1NHMRC Clinical Trials Centre, The Universty of Sydney, Camperdown, Australia, 2Australia and New Zealand Dialysis and Transplant Registry (ANZDATA), Adelaide, Australia, 3School of Medicine, University of Tasmania, Hobart, Australia, 4Australian Institute of Health Innovation, Macquarie University, North Ryde, Australia, 5New Royal Adelaide Hospital, Adelaide, Australia, 6University of Otago Christchurch, Christchurch , New Zealand, 7UK Renal Registry and University of Bristol, Bristol, UK, 8National French ESRD registry REIN, French Agence de la biomedicine, Paris , France, 9Metro South and Ipswich Nephrology and Transplant Services, Brisbane, Australia, 10Centre for Kidney Research, Westmead hospital, The University of Sydney, Westmead, Australia, 11Alberta Health Services Kidney Strategic Clinical Network, University of Calgary, Calgary, Canada, 12Western Sydney Renal Service, Westmead, Australia, 13Australasian Kidney Trials Network, University of Queensland, Brisbane , Australia
Aim: To determine whether regular symptom monitoring with feedback to the renal team can improve health-related quality of life and overall survival among adults with end-stage kidney disease (ESKD) managed with facility-haemodialysis.
Background: Women and men on haemodialysis frequently experience symptoms of severe or overwhelming pain, fatigue, nausea, cramping, itching, trouble sleeping, and depression that contribute to poor quality of life. A focus on laboratory biomarkers of lower relevance to patients, may have resulted in missed opportunities to intervene and reduce symptoms and improve health-related quality of life. Recent trials in other clinical settings have shown that active symptom management can improve overall survival.
Methods: Using a novel ANZDATA registry-based cluster randomised trial design, with adults receiving haemodialysis, the proposed trial will test the hypothesis that: 1) three-monthly symptom monitoring using the IPOS-Renal tool with feedback to clinicians improves health-related quality of life (measured by the EQ-5D), dialysis duration and frequency, and cause-specific mortality compared with usual care; and 2) electronic capture of patient-reported outcomes within a clinical quality registry is cost-effective.
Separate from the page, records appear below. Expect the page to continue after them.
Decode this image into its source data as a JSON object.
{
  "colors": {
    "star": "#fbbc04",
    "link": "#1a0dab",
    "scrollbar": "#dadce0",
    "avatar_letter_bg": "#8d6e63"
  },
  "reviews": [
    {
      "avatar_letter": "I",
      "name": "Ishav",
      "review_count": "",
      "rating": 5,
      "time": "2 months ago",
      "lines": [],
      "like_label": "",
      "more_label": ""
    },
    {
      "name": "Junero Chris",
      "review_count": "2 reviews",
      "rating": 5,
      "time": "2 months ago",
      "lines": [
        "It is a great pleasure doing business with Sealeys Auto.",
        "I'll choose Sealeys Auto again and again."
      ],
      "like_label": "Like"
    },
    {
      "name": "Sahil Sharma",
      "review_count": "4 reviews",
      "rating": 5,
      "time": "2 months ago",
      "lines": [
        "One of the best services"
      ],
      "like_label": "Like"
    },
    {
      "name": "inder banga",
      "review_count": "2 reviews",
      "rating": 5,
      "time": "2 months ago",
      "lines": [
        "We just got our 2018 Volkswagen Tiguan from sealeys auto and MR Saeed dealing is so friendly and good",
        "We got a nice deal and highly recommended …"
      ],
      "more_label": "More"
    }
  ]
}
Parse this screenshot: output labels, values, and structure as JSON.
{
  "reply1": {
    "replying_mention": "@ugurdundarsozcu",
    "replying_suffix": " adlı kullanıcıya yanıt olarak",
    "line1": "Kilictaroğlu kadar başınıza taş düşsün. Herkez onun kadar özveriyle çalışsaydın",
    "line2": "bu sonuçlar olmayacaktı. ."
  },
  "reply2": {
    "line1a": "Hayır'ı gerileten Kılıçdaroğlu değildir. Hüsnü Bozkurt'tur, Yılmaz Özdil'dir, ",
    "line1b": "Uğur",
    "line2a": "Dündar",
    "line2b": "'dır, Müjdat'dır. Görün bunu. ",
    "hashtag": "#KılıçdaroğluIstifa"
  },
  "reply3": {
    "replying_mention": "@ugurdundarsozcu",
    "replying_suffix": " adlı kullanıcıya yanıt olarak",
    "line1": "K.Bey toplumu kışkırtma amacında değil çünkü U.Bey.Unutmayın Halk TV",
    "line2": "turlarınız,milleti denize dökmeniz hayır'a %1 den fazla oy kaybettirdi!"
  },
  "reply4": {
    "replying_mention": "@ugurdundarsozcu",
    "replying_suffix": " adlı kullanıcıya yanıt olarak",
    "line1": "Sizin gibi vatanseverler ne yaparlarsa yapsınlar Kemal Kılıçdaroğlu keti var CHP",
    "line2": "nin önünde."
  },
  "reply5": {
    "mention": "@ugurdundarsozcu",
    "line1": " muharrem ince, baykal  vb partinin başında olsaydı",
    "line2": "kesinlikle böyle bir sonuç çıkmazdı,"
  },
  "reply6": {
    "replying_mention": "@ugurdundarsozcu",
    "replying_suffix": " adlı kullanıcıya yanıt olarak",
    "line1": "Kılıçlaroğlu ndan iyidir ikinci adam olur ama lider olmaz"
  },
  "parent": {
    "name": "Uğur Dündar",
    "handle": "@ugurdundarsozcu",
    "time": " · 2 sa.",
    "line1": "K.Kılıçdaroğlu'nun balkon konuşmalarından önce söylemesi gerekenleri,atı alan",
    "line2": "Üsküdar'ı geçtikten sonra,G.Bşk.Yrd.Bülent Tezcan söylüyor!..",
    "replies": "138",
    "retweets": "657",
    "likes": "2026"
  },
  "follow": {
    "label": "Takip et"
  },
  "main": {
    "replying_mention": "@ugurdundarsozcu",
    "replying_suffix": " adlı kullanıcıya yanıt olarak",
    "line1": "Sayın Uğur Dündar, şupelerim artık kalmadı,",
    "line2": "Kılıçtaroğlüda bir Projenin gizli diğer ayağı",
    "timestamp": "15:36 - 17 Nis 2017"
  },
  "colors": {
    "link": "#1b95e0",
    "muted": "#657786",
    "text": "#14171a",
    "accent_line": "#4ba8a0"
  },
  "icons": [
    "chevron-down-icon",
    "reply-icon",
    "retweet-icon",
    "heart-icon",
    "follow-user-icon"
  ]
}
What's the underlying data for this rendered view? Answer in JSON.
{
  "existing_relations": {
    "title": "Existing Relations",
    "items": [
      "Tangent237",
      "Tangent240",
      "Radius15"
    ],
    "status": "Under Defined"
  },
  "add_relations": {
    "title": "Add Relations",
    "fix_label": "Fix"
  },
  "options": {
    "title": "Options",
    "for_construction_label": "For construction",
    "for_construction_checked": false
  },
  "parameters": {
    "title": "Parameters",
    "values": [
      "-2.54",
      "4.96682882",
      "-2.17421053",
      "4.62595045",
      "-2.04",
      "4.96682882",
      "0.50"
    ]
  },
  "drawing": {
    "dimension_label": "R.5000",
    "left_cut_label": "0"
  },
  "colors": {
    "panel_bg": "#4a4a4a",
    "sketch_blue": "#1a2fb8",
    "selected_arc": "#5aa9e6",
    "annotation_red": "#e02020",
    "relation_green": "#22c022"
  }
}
A two-arm design of 160 clusters (~3072 individuals) has 90% power to detect a 7% clinically meaningful increase in health-related quality of life (primary endpoint); and 80% power to detect an 11% reduction in deaths from dialysis withdrawal (secondary endpoint).
Results & Conclusions: The findings from SWIFT may result in improved quality of life, lower symptom burden (both severity and number of symptoms), and lower rates of dialysis withdrawal with the potential to change practice in haemodialysis care. Of significance, SWIFT provides a template for ongoing binational monitoring of patient-reported outcome measures and infrastructure for economic evaluation of subsequent interventions.
Associate Professor Rachael Morton, MScMed(Clin Epi)(Hons), PhD, is Director of Health Economics at the NHMRC Clinical Trials Centre, University of Sydney. She is an academic health economist and clinical trialist with research interests in patient reported outcomes and economic evaluation of interventions in chronic kidney disease and cancer. A/Prof Morton leads the ANZDATA PROMs Working Group, and is an Executive Member of the ANZSN Dialysis Advisory Committee. She has over 100 publications and currently holds an NHMRC Translating Research Into Practice (TRIP) Fellowship to embed patient reported outcomes into clinical quality registries.